Several of these topics, particularly the best base for the number
system and the golden ratio, are quite reasonable topics on the
fringes of mathematics and only become crankery in extreme cases.
Several topics which are often considered as mathematical crankery are
here omitted or just covered in passing, because they are really uses
of mathematics rather than mathematics itself. Pyramidology occurs
only in a short topic on Application of pyramid height to the
alphabet. Numerology occurs briefly in a number of topics. Dubious
appearances of the golden ratio, astrology, etc. are not mentioned at
all.
A number of topics are so individual that only one person is involved.
Examples: The role of 57 in the American Revolution
(coincidentally---or not coincidentally---this book has 57 topics.
Does this reveal a profound and hitherto unsuspected connection with
the American Revolution?); Legislating pi [D. Singmaster, Math.
Intelligencer 7 (1985), no. 2, 69--72]; Conspiracy involving linear
programming; Matrix prayer; Philosophy of the sphere.
The most recurrent theme running through all topics is the nature of
cranks. Several topics are primarily devoted to this theme---their
titles are self-explanatory: Cranks' bitterness; Lack of consultation
of cranks with experts; Case study of a crank; The making of a crank;
The folly of encouraging cranks; Greed; Incomprehensibility of cranks'
works; Insanity; Megalomania; Lack of money to be made in mathematics;
Cranks' prolificity; Wasted time. The crank ranges across the spectrum
of humanity---some are professors (even of mathematics), one was
president of a reputable university (the reviewer recalls one not
mentioned by the author who was a general in South America), but most
seem to be relatively uneducated and many seem to have no mathematical
background.
In some cases, crankiness is a minor quirk in an individual who
otherwise leads a normal life, but in the more conspicuous cases the

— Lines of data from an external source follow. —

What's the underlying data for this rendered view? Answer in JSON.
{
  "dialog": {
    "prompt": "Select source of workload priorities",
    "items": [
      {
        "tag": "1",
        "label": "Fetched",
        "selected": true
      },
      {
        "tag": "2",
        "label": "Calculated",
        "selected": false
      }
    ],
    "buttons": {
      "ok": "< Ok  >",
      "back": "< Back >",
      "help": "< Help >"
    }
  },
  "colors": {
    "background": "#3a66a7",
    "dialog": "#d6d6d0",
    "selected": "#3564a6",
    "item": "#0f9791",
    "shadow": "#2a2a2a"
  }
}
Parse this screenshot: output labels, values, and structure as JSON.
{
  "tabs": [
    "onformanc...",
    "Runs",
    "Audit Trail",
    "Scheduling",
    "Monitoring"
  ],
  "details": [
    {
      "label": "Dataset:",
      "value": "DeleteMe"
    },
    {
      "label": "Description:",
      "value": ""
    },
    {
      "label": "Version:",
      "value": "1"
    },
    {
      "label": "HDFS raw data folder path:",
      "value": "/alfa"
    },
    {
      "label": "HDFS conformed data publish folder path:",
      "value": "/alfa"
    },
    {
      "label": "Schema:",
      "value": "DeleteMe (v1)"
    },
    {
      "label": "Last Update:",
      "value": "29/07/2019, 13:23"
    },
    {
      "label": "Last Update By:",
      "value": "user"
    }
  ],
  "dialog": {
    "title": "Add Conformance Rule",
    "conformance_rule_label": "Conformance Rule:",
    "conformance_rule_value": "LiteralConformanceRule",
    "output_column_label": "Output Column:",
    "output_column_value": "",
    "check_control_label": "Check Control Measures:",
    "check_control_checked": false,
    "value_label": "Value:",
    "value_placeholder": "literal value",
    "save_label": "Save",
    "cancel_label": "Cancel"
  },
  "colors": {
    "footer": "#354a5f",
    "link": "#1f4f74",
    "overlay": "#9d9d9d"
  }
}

quirk has become an obsession, consuming all their time, energy and
finances and sometimes leading to genuine madness---several of those
quoted were writing from prisons or hospitals. In a few cases, the
author or a colleague was in touch with the crank for some time and
the course of the disease can be followed. It is unfortunate that
mathematics can make some men mad, but one rationalises that the
mathematics is just a symptom rather than a cause. Although some
cranks become extremely abusive in letters, none seem to have resorted
to physical violence! The author's attitude, like that of De Morgan
before him, is invariably human: a mixture of amazement and amusement
with sympathy, sadness and despair.
Although the number of cranks is proportionally small, every known
department or mathematician will come in contact with some. The
initial contact can be quite innocuous---indistinguishable from an
ordinary request that one feels duty-bound to answer. Who wants to
ignore another Ramanujan? Even a full-blown crank can appear to be a
neglected genius to the nonexpert and he can get substantial coverage
in newspapers, or a legislature, or even The Congressional Record.
Such coverage is relatively harmless in the long run, but it does
contribute to the public's distorted view of mathematics. This book
thoroughly records this interesting aspect of mathematical folklore.
More importantly, it is a valuable guide for the perplexed
mathematician or journalist or legislator who comes in contact with a
crank. Anyone likely to deal with a crank should read this in order to
know what to expect.
Reviewed by David Singmaster
Previous Review
_________________________________________________________________
89a:51045 51M15 01A05 51-01
Dudley, Underwood
A budget of trisections. (English)
Springer-Verlag, New York-Berlin, 1987. xvi+169 pp. $29.80. ISBN
0-387-96568-8
_________________________________________________________________
This book does not present another proof of the impossibility of
trisecting an angle with ruler and compass, but an exhaustive (and
exhausting) list of attempts by amateurs to trisect an arbitrary
angle. Amusingly written, it not only analyses numerous attempts at
solving the problem, but also gives accurate profiles of typical
trisectors. Its main use for mathematicians will be to ward off
would-be trisectors.
Reviewed by Cyril W. L. Garner
Cited in: 94m:51028 93m:00003
(c) Copyright American Mathematical Society 1998